In late 2009, the Northern Territory Chief Minister and Minister for Child Protection appointed a Board of Inquiry to investigate the child protection system. The inquiry was prompted by a series of major departmental failures. In 2010 the Board of Inquiry released its report, the latest in a long line of investigations into child welfare issues in the Northern Territory. The report noted that the Northern Territory Families and Children (NTFC) division (handling child protection and youth services) faced the same problems as child protection agencies across Australia and around the world, but that there were also problems specific to the Northern Territory. Complicating the situation was a severe shortage of NGOs involved in child welfare and the complete absence of Aboriginal-managed services for a system in which Aboriginal children accounted for a disproportionate number of children taken into care. Moreover, staff cited a toxic working environment and insufficient support services for challenging jobs. Some staff also stated that they were disillusioned with a system overall that failed to protect vulnerable families and sometimes exacerbated trauma.

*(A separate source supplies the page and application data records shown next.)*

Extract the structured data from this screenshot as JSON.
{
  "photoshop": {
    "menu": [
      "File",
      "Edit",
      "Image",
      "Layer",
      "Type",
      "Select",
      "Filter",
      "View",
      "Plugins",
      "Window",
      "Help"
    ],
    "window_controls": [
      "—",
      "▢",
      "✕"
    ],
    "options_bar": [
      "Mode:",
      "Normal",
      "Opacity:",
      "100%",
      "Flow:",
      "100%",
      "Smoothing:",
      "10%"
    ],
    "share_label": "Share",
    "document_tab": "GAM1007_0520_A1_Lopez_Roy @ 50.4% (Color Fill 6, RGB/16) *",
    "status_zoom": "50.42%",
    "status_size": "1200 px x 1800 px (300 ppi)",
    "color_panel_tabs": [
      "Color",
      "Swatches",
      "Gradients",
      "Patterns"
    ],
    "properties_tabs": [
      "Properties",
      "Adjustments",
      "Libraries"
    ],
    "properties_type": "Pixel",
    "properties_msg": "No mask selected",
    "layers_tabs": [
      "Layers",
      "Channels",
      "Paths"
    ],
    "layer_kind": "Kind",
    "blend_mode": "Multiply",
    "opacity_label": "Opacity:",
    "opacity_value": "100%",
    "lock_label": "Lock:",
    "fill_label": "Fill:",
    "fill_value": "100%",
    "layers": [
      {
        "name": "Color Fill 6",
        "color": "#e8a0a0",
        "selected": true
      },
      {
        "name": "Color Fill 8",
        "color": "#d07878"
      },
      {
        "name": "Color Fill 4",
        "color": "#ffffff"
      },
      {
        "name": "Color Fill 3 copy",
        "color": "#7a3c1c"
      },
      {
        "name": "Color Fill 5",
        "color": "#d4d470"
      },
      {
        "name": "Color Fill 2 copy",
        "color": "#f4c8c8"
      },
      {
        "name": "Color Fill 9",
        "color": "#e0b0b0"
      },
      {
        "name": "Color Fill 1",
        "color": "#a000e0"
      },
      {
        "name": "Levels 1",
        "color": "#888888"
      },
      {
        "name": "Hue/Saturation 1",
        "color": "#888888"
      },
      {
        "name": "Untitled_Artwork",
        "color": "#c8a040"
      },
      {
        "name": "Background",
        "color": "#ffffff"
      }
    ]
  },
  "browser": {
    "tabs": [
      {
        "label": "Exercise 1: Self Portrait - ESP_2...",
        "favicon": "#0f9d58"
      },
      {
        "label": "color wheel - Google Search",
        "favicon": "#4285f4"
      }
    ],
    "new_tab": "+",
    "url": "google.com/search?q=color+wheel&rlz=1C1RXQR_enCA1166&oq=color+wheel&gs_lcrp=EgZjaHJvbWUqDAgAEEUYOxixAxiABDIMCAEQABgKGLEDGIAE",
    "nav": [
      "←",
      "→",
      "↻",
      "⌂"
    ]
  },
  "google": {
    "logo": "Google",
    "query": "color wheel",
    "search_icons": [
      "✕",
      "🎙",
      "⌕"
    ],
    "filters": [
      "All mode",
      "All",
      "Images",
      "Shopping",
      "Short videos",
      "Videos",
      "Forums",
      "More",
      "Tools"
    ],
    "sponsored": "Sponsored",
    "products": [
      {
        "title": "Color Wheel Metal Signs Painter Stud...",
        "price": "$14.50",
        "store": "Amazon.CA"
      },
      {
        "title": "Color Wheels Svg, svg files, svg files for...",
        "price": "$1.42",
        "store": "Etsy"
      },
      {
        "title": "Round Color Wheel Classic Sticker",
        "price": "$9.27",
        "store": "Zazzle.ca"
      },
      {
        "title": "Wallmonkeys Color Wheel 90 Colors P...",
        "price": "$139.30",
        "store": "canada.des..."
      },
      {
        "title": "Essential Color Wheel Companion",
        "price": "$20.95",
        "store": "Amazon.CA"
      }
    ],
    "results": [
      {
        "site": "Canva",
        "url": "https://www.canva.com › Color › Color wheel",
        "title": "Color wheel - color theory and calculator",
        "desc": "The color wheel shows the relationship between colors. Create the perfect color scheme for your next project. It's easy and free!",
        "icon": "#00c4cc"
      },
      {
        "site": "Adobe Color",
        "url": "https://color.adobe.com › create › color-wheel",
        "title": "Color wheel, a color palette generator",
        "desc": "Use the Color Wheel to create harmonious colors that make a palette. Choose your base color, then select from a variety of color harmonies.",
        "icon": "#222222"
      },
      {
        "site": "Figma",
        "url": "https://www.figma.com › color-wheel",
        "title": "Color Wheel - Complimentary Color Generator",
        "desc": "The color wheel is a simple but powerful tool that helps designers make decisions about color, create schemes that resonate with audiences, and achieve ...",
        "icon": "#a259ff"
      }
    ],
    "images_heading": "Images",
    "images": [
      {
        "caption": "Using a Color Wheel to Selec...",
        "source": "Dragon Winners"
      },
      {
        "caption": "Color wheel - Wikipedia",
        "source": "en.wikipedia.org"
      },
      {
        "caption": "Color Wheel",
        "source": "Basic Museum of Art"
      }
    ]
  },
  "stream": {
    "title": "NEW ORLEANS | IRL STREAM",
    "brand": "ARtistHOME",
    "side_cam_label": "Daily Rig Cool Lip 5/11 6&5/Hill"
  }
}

This “wicked problem” uses investigation reports into the child protection system to describe the complexities and problems experienced in the NTFC, the various external and internal criticisms it faced, and recommendations for change. The case offers a range of discussion possibilities, including around wicked problems, child protection, and organisational culture and change.
- The epilogue briefly outlines the major developments made to the system by April 2011. Part A and this epilogue offers a range of discussion possibilities, including around wicked problems, child protection, and organisational culture and change.

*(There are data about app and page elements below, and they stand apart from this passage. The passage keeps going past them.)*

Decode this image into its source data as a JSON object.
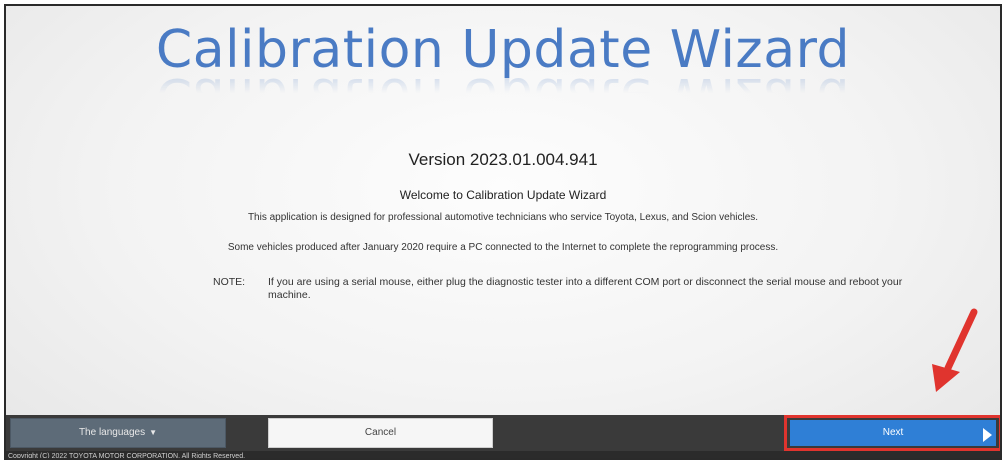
{
  "app": {
    "title": "Calibration Update Wizard",
    "version": "Version 2023.01.004.941",
    "welcome": "Welcome to Calibration Update Wizard",
    "description": "This application is designed for professional automotive technicians who service Toyota, Lexus, and Scion vehicles.",
    "internet_note": "Some vehicles produced after January 2020 require a PC connected to the Internet to complete the reprogramming process.",
    "note_label": "NOTE:",
    "note_text": "If you are using a serial mouse, either plug the diagnostic tester into a different COM port or disconnect the serial mouse and reboot your machine."
  },
  "footer": {
    "languages_label": "The languages",
    "languages_caret": "▼",
    "cancel_label": "Cancel",
    "next_label": "Next",
    "copyright": "Copyright (C) 2022 TOYOTA MOTOR CORPORATION. All Rights Reserved."
  },
  "colors": {
    "title_blue": "#4a7bc4",
    "next_blue": "#2f7fd6",
    "highlight_red": "#e0342e",
    "bar_dark": "#3a3a3a"
  },
  "annotations": {
    "arrow_icon": "red-arrow-icon",
    "highlight": "next-button-highlight"
  }
}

- Authors: Marinella Padula
- Published Date: 30 June 2011
- Author Institution: ANZSOG
- Featured Content Length: 3
- Content Length: 10
- Product Type: Part A, Primary resources